The mortgage crisis, apparently, resulted from evil, unscrupulous mortgage brokers who chased down innocent victims, coerced them into signing loan agreements that they wouldn’t let them read the full terms and conditions, then rubbed their hands and waited for the inevitable to happen. Then they cackled and rubbed their hands in glee as they set about foreclosing.
What is the unifying element of all these matters?
The overwhelming rush to deny people the logical consequences of their actions.
In the case of pregnancy and AIDS, it’s a simple matter: in the vast majority of cases, the person who experiences the unwanted condition acquires it through carelessness in pursuit of physical pleasure. There is almost no end of information on how to avoid AIDS and pregnancy, as well as countless places ready and willing to provide condoms and other implements of risk-reduction for no charge and with no questions asked. I would even go so far as to say that, apart from victims of rape or minors below a certain age, there is absolutely no reason for any woman to get pregnant without wishing to do so. In the vast majority of cases, AIDS and pregnancy are not OPPORTUNITIES for exercising a choice, but a CONSEQUENCE of doing so.
In the case of mortgages, I have absolutely no sympathy for those mortgage brokers who lied and committed fraud and otherwise deceived people into taking mortgages they knew the people could not afford. But I would be willing to bet that that does not apply in the vast majority of those cases. Rather, I strongly suspect that the brokers disclosed everything they were required to by law, but the buyers simply didn’t listen or didn’t seek out advice from impartial experts or (like a worked-up teenager in the back seat of a car) simply hoped for the best and counted on some great windfall before they fell too far behind on their payments on a home that is far more than they can afford.

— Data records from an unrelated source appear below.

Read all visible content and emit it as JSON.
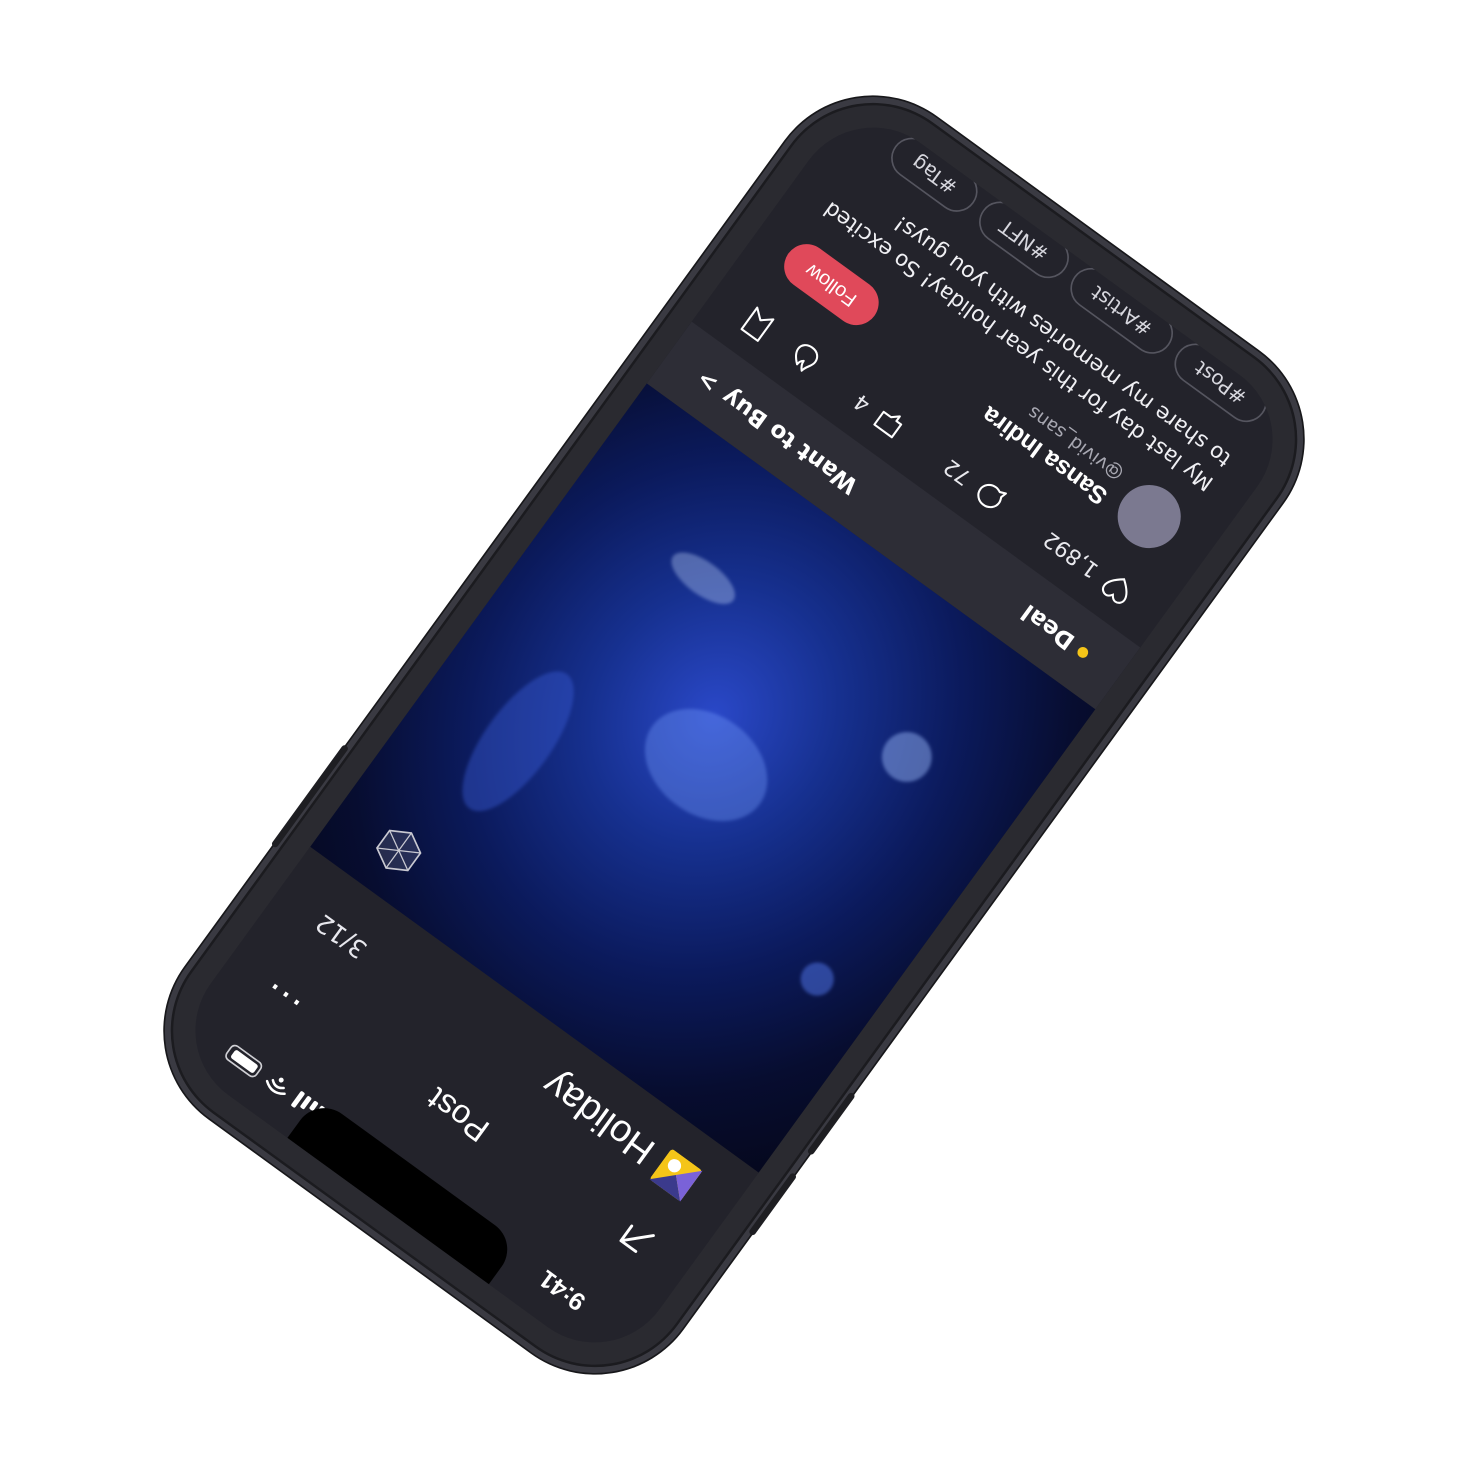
{
  "status_bar": {
    "time": "9:41"
  },
  "nav": {
    "title": "Post",
    "back_icon": "arrow-up-right-icon",
    "more_icon": "more-dots-icon",
    "more_glyph": "···"
  },
  "album": {
    "title": "Holiday",
    "badge_icon": "album-badge-icon",
    "counter": "3/12"
  },
  "hero": {
    "overlay_icon": "hexagon-icon"
  },
  "cta": {
    "deal_label": "Deal",
    "deal_dot_color": "#f5c518",
    "want_to_buy_label": "Want to Buy",
    "want_to_buy_chevron": ">"
  },
  "stats": {
    "likes": "1,892",
    "comments": "72",
    "shares": "4"
  },
  "author": {
    "name": "Sansa Indira",
    "handle": "@vivid_sans"
  },
  "follow": {
    "label": "Follow",
    "color": "#e0495a"
  },
  "caption": "My last day for this year holiday! So excited to share my memories with you guys!",
  "tags": [
    "#Post",
    "#Artist",
    "#NFT",
    "#Tag"
  ]
}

I know it’s odd to conflate military service with these personal tragedies, but it really does fit here. In this case, the liberals (and yeah, it’s a broad brush, but I think it’s justified — while not all liberals are waging war against military recruiters, nearly all of those waging that war are liberals) are trying to “protect” the would-be recruits from the consequences of making the “wrong” choice. Like the pregnant teen, the HIV-positive adult, and the soon-to-be-former homeowner, the young person has made a very serious choice about how they wish to live their life.
But that doesn’t matter. They don’t have a right to make a wrong choice, and obviously military service is wrong for anyone. (Lord knows it would have been wrong for me. Health issues aside, I simply have way, way too many health issues. I’d have been laughed out of any recruiting office, and the Marines would have laughed at me, then called in more Marines to laugh at me and my name would become the new Marine Corps Boot Camp insult for underperforming recruits.) So they must be “helped” to come to their senses, to realize what a horrible thing military service would be,

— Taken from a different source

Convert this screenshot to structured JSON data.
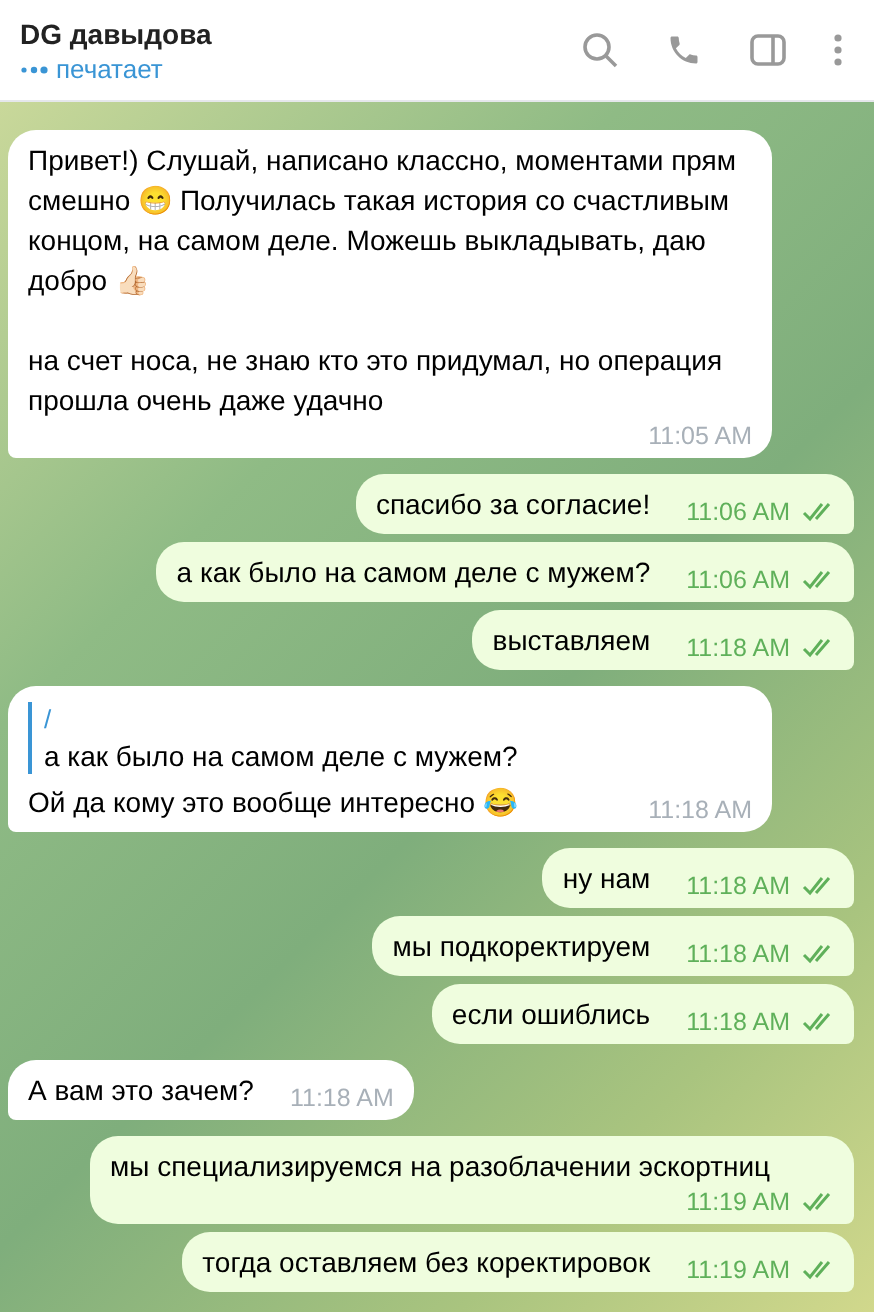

So don’t sign up for the military. It’s a horrid thing. Instead, go ahead and go wild with sex and drugs. We’ll make sure you can have access to abortions and drug treatments when things don’t work out too well. And if you get AIDS, we’re pumping billions into finding a treatment and a cure — or we’ll at least talk about how wonderful you are, until it’s time to talk about how wonderful you were.

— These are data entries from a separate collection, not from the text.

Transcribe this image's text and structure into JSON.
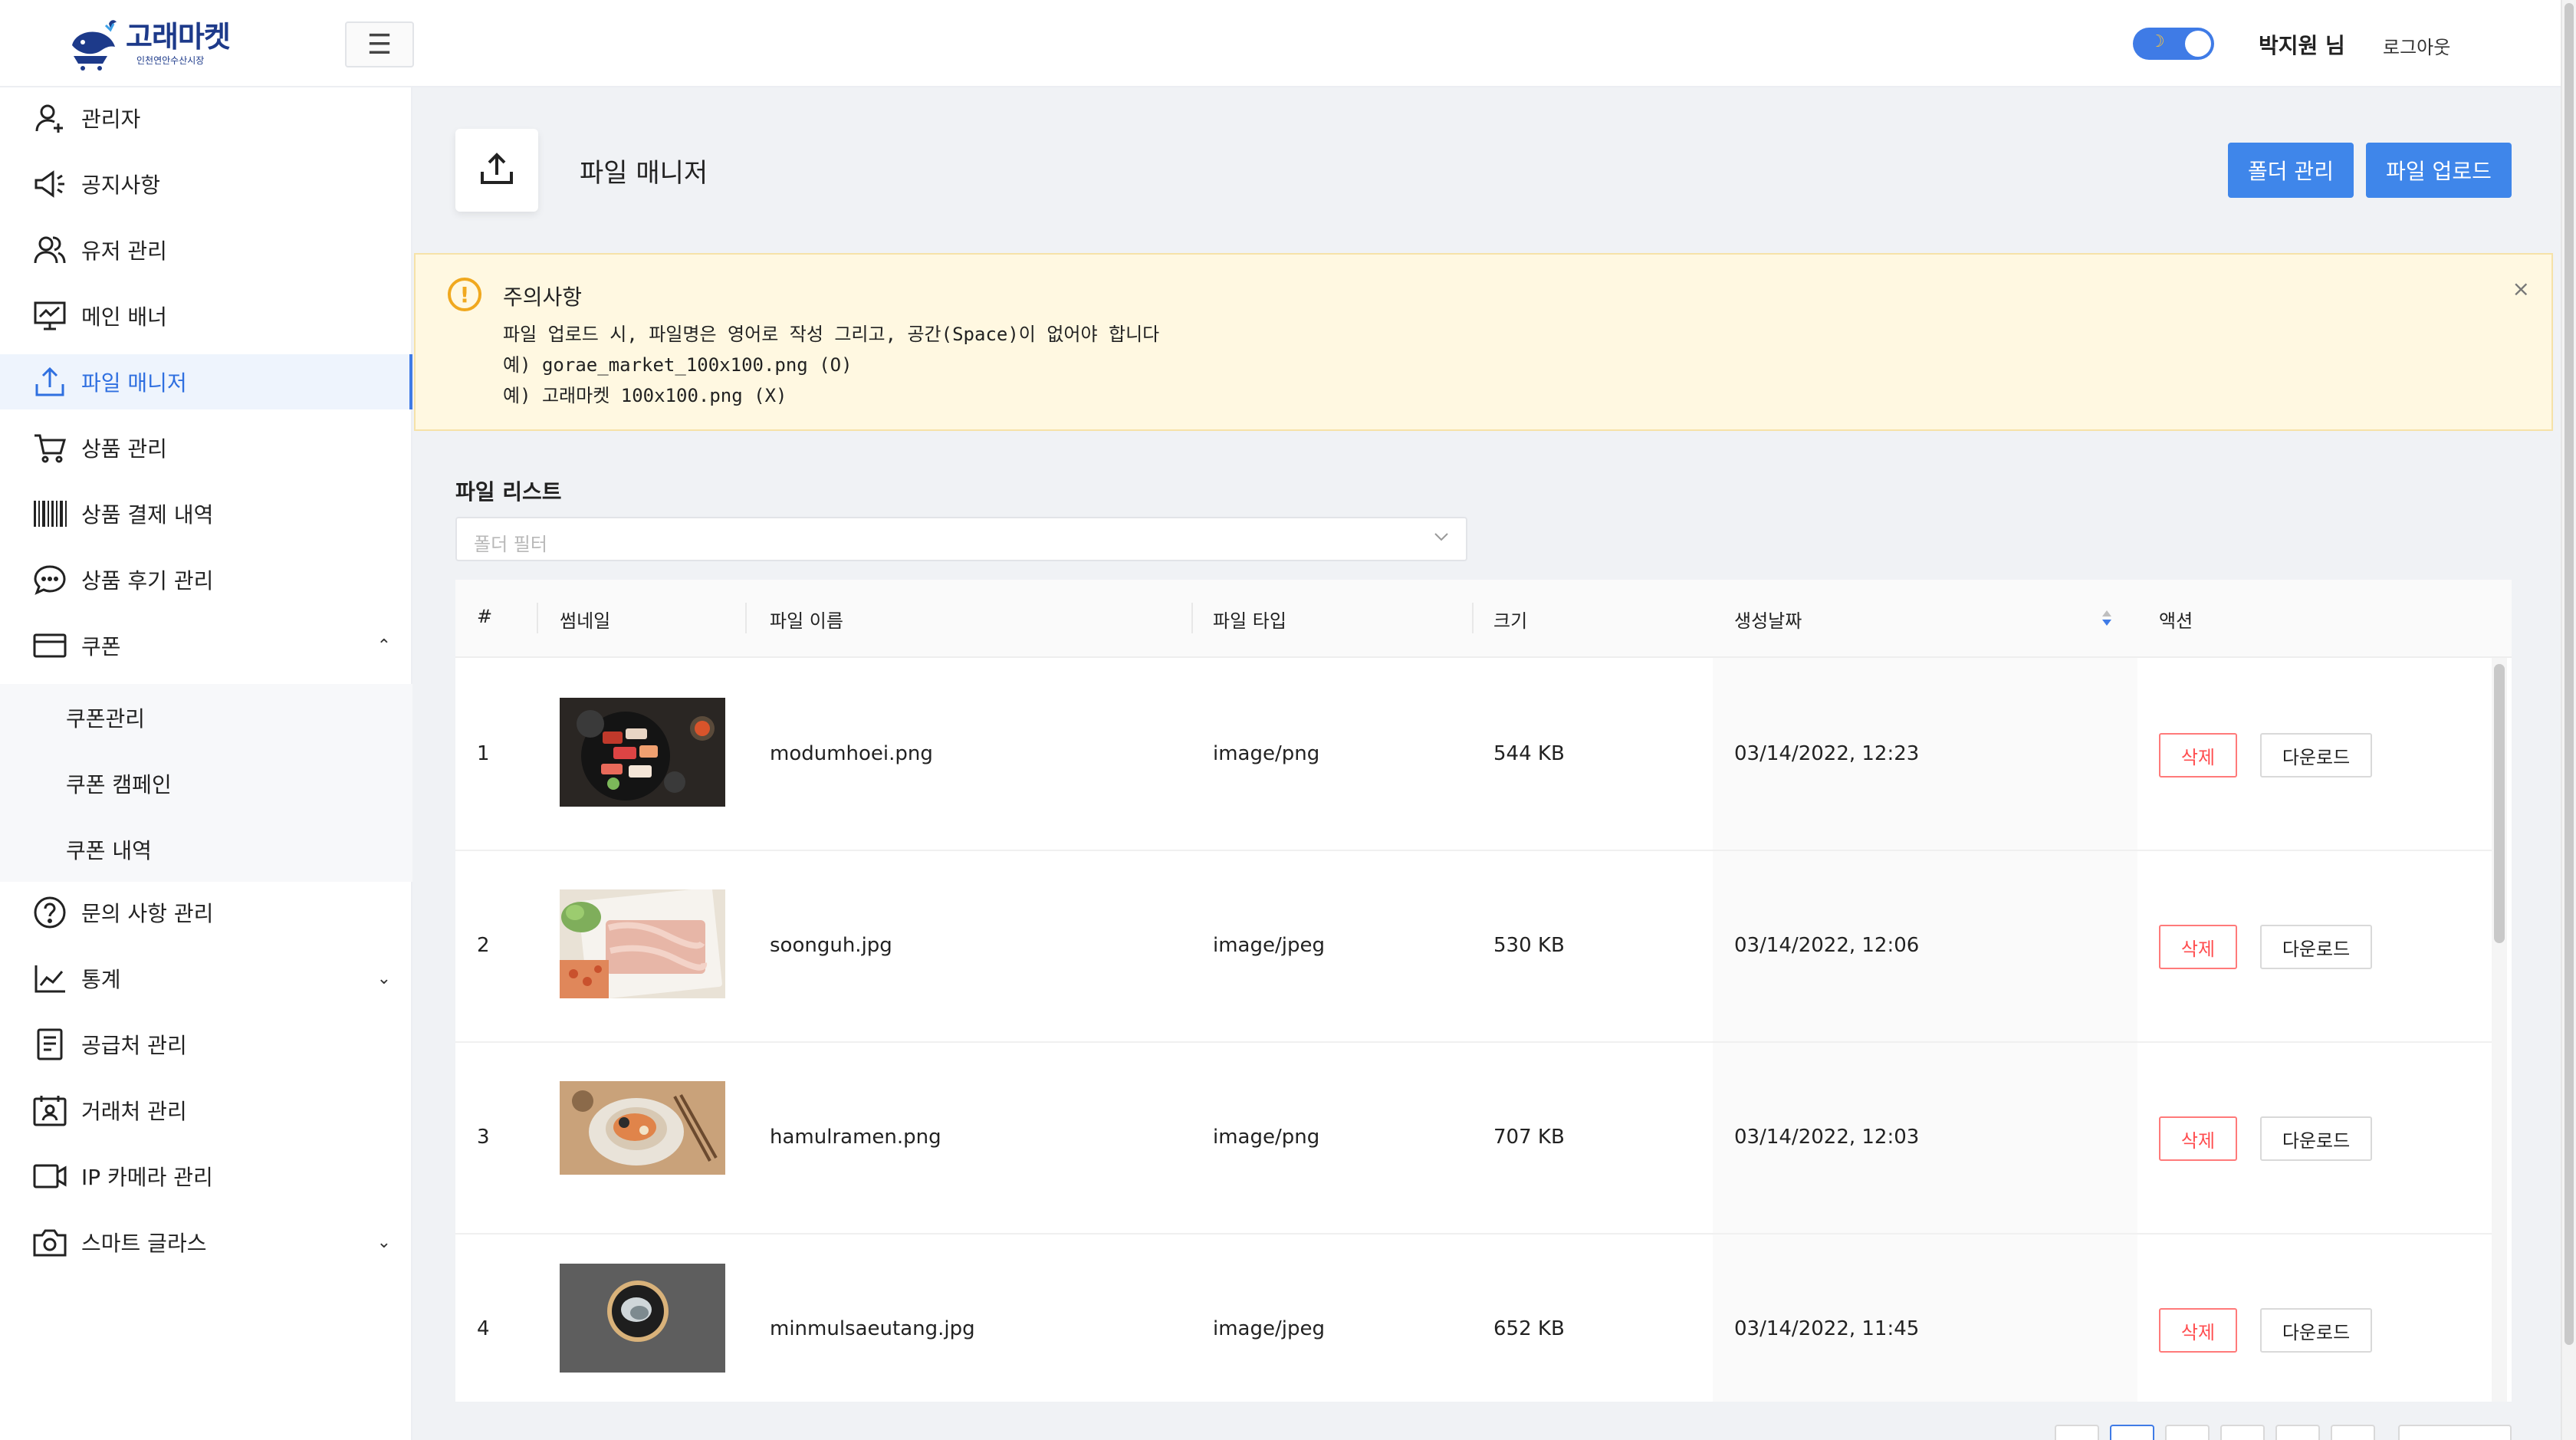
{
  "header": {
    "logo_title": "고래마켓",
    "logo_subtitle": "인천연안수산시장",
    "menu_icon": "hamburger-icon",
    "theme_toggle": {
      "state": "dark",
      "icon": "moon-icon"
    },
    "user_name": "박지원 님",
    "logout_label": "로그아웃"
  },
  "sidebar": {
    "items": [
      {
        "label": "관리자",
        "icon": "user-admin-icon"
      },
      {
        "label": "공지사항",
        "icon": "megaphone-icon"
      },
      {
        "label": "유저 관리",
        "icon": "users-icon"
      },
      {
        "label": "메인 배너",
        "icon": "presentation-chart-icon"
      },
      {
        "label": "파일 매니저",
        "icon": "upload-icon",
        "active": true
      },
      {
        "label": "상품 관리",
        "icon": "cart-icon"
      },
      {
        "label": "상품 결제 내역",
        "icon": "barcode-icon"
      },
      {
        "label": "상품 후기 관리",
        "icon": "chat-bubble-icon"
      },
      {
        "label": "쿠폰",
        "icon": "card-icon",
        "expanded": true
      },
      {
        "label": "문의 사항 관리",
        "icon": "question-circle-icon"
      },
      {
        "label": "통계",
        "icon": "line-chart-icon"
      },
      {
        "label": "공급처 관리",
        "icon": "document-icon"
      },
      {
        "label": "거래처 관리",
        "icon": "contact-calendar-icon"
      },
      {
        "label": "IP 카메라 관리",
        "icon": "video-camera-icon"
      },
      {
        "label": "스마트 글라스",
        "icon": "camera-icon"
      }
    ],
    "coupon_sub": [
      "쿠폰관리",
      "쿠폰 캠페인",
      "쿠폰 내역"
    ]
  },
  "page": {
    "title": "파일 매니저",
    "folder_manage_label": "폴더 관리",
    "file_upload_label": "파일 업로드"
  },
  "notice": {
    "title": "주의사항",
    "lines": [
      "파일 업로드 시, 파일명은 영어로 작성 그리고, 공간(Space)이 없어야 합니다",
      "예) gorae_market_100x100.png (O)",
      "예) 고래마켓 100x100.png (X)"
    ],
    "close_label": "×"
  },
  "file_list": {
    "title": "파일 리스트",
    "folder_filter_placeholder": "폴더 필터",
    "columns": [
      "#",
      "썸네일",
      "파일 이름",
      "파일 타입",
      "크기",
      "생성날짜",
      "액션"
    ],
    "delete_label": "삭제",
    "download_label": "다운로드",
    "rows": [
      {
        "no": "1",
        "name": "modumhoei.png",
        "type": "image/png",
        "size": "544 KB",
        "created": "03/14/2022, 12:23"
      },
      {
        "no": "2",
        "name": "soonguh.jpg",
        "type": "image/jpeg",
        "size": "530 KB",
        "created": "03/14/2022, 12:06"
      },
      {
        "no": "3",
        "name": "hamulramen.png",
        "type": "image/png",
        "size": "707 KB",
        "created": "03/14/2022, 12:03"
      },
      {
        "no": "4",
        "name": "minmulsaeutang.jpg",
        "type": "image/jpeg",
        "size": "652 KB",
        "created": "03/14/2022, 11:45"
      }
    ]
  },
  "colors": {
    "primary": "#3f86ea",
    "active_nav_text": "#2f6fe0",
    "danger": "#ff4d4f",
    "notice_bg": "#fff8e1",
    "warning": "#f0a81e"
  }
}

Should you survive all that, go out and get the best house you think you deserve. If you can’t swing the payments, we’ll then get the government to save you there, too.
After all, that’s the main role of government, isn’t it? To protect the people from the logical consequences of their own bad choices? I think that’s in Amendment 4.5 in the New, Expanded Bill Of Rights, With Magical Penumbras: “The right of the government to protect the people from making bad decisions shall not be questioned, and no one will be allowed to fail if at all humanly possible, because no one ever learns from their mistakes.”
There’s a term for a government that exercises that level of control over its citizens. Look it up in the dictionary — you’ll find it between Typhoid and Ulcerous.